__Your task__
Each line of the records containing "icon" is to be copied out and returned.

__Material provided__

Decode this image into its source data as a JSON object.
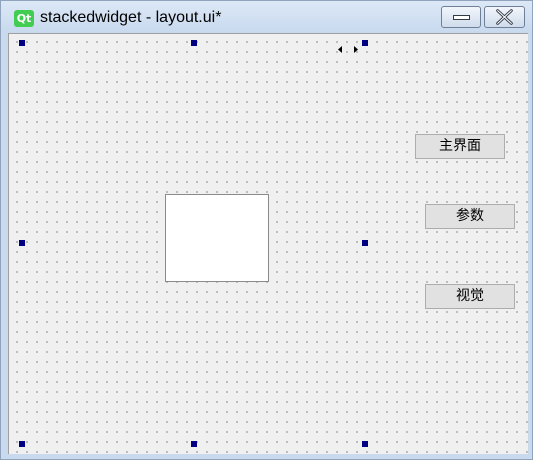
{
  "window": {
    "app_icon": "qt-logo-icon",
    "logo_text": "Qt",
    "title": "stackedwidget - layout.ui*",
    "controls": [
      "minimize-icon",
      "close-icon"
    ]
  },
  "form": {
    "grid": "dotted",
    "selection_handles": 8,
    "resize_cursor_icon": "horizontal-resize-arrows-icon",
    "buttons": {
      "main": "主界面",
      "params": "参数",
      "vision": "视觉"
    }
  },
  "colors": {
    "titlebar": "#c8d9ee",
    "canvas": "#f0f0f0",
    "handle": "#000080",
    "button": "#e1e1e1",
    "qt_green": "#41cd52"
  }
}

__Task response__
    "app_icon": "qt-logo-icon",
      "minimize-icon",
      "close-icon"
    "resize_cursor_icon": "horizontal-resize-arrows-icon",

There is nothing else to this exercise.